Whatever those in my portfolio of Baptist partnerships are called, my hope for the future is that the tent grows even larger and more inclusive, and that the matrix of partnerships emerges into a network that outgrows, out loves, and outlives the paradigms of the past.

Here's my confession: on the one hand I fully support this vision of the future of baptists (and of Christianity), for it is one that supports equality, dialogue, and acceptance. On the other hand, however, I also have difficulty supporting this view because of the very nature of organizations and groups of people. As the tent grows larger and new, different types of baptists are welcomed in to the fold, each contingency (is it too early to call them caucases?) will argue for its position to take priority of those held by other types of baptists and ultimately decisions will be made that affirm one group while marginalizing other groups (CBF's recent organizational policy statement on homosexuality shows the early realities of this).

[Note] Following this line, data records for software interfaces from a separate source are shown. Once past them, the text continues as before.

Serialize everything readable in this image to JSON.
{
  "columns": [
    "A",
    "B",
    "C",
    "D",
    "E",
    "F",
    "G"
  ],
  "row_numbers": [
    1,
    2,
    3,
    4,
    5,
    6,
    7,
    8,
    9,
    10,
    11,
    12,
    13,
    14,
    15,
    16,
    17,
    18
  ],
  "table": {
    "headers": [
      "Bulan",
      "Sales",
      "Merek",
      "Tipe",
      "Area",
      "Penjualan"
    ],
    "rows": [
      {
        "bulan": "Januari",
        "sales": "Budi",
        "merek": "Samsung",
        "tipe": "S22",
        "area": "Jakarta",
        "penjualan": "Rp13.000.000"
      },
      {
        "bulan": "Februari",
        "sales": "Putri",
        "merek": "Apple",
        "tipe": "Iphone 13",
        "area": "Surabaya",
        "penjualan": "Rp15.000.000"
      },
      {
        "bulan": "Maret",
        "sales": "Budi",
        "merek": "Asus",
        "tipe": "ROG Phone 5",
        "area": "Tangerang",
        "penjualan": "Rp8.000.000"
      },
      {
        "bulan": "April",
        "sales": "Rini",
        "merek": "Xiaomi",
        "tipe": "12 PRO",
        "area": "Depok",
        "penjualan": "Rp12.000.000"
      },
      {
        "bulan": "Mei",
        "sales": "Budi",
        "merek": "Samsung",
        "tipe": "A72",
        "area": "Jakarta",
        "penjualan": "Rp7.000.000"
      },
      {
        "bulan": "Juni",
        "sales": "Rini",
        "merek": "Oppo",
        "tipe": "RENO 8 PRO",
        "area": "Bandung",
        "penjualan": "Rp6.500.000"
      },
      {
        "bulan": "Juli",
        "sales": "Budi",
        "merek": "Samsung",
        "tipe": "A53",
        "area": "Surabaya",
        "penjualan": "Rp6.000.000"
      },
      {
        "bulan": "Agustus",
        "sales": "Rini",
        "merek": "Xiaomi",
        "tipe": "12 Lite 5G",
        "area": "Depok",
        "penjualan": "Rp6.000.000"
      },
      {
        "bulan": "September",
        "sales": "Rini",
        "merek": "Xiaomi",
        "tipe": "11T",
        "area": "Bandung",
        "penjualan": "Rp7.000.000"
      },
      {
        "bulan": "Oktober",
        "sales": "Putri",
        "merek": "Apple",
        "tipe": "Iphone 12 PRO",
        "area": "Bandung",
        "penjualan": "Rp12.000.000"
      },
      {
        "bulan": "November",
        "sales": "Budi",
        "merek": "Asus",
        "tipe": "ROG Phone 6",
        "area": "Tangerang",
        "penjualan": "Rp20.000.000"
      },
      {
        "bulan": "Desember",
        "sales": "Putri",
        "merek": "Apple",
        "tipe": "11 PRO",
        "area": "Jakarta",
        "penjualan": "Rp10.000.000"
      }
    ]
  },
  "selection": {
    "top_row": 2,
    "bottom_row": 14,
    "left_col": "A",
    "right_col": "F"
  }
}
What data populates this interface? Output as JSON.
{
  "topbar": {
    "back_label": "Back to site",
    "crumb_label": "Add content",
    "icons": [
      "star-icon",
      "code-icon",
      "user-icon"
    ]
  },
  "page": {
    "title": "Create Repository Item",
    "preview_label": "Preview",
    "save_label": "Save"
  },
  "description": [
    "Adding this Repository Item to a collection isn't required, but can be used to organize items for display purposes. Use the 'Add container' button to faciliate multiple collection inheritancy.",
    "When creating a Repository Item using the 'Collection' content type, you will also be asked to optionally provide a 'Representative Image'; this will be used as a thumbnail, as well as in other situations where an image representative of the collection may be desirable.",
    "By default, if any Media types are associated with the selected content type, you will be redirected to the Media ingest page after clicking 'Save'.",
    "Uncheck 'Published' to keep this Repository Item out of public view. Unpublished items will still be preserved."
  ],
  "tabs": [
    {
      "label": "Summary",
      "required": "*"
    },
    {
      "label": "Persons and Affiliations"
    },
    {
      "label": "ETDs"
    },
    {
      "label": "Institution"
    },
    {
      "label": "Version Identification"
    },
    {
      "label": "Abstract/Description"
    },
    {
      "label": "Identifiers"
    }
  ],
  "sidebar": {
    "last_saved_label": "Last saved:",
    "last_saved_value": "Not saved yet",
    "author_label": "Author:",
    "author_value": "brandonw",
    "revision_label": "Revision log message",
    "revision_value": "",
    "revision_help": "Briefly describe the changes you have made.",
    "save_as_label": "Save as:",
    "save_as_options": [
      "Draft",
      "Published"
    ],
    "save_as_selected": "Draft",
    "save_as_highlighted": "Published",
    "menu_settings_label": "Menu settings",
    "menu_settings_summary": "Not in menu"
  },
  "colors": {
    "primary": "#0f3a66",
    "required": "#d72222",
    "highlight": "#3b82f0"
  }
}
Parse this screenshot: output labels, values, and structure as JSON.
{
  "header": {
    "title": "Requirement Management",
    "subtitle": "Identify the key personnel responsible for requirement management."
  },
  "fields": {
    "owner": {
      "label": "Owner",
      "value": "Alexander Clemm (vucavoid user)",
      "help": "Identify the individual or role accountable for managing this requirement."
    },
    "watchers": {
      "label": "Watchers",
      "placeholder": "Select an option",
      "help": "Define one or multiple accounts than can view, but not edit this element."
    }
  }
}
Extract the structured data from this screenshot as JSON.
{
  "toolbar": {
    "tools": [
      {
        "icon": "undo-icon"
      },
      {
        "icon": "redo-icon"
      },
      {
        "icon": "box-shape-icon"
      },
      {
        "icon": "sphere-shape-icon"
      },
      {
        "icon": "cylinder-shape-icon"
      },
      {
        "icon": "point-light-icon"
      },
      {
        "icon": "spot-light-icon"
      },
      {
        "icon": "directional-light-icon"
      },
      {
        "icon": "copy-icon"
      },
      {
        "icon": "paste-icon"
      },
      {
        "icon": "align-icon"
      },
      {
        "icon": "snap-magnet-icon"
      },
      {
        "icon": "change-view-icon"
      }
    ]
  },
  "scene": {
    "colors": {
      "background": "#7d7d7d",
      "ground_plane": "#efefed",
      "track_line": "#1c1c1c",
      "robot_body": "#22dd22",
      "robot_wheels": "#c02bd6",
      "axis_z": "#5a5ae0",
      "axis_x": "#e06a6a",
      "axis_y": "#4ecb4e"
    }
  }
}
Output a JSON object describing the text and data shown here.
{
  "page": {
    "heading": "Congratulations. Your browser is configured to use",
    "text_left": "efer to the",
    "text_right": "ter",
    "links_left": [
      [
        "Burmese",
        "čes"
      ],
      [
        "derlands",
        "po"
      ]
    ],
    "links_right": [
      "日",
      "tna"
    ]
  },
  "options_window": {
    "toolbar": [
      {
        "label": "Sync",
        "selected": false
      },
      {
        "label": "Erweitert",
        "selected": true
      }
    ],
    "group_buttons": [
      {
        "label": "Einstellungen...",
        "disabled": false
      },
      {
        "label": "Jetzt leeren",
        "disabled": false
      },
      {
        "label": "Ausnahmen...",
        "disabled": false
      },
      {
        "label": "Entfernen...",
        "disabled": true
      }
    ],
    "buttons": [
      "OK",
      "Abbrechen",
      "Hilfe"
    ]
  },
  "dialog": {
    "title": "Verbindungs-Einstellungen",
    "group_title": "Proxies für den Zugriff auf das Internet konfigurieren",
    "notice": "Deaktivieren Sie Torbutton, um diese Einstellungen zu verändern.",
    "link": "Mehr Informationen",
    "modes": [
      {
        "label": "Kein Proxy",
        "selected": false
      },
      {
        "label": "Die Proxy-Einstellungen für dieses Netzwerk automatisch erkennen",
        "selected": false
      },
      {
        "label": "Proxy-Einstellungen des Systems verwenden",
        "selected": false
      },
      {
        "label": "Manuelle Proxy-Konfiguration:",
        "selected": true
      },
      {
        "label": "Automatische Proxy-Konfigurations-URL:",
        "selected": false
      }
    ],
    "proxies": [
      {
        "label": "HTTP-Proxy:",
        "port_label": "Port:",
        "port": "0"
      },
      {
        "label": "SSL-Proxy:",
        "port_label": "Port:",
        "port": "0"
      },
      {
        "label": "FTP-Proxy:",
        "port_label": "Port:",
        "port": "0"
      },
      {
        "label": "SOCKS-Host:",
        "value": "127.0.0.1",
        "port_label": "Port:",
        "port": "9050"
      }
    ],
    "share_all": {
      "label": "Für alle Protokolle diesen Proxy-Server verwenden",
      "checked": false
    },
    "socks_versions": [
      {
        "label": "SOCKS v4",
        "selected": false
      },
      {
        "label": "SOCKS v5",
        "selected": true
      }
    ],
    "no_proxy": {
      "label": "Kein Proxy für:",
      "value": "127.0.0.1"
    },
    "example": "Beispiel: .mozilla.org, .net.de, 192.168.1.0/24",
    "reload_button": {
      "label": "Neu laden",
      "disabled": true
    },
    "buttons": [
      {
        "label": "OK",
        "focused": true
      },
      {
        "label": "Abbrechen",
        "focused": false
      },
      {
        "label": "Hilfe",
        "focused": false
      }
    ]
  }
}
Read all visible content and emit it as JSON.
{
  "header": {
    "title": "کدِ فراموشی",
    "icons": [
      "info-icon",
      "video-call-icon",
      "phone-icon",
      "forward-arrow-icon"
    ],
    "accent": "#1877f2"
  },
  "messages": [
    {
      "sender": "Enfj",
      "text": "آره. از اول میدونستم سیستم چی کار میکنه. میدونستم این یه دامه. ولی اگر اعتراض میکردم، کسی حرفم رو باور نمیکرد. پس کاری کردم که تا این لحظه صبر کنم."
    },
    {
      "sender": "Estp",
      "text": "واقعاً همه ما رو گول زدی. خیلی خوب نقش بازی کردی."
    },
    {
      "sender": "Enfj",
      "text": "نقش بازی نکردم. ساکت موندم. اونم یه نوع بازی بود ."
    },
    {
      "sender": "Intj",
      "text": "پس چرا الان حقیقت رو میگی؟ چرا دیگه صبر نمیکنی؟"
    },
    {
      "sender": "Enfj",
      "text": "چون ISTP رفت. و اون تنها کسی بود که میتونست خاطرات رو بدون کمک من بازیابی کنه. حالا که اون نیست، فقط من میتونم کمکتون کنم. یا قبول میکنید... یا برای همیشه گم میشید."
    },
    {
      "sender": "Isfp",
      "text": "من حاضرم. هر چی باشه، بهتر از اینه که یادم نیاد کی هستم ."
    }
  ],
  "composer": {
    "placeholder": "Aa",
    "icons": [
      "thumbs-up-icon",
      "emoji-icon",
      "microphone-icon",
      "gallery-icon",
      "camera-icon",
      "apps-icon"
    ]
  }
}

My hope for CBF's future really is in line with Howard's here but it also includes a leadership that is able to manage the multitude of differing views that will be present as the tent grows larger and larger and will work to appropriately affirm every type of baptist represented in its ranks and not just those with the most money, loudest voices, or most persistent complaints.

As things are currently it seems that certain groups are already enjoying a sort of favortism. Can this be reversed and, if so, can meaningful neutrality be maintained when more baptists and more views enter the picture?

I'm doubtful but I hope CBF proves me wrong.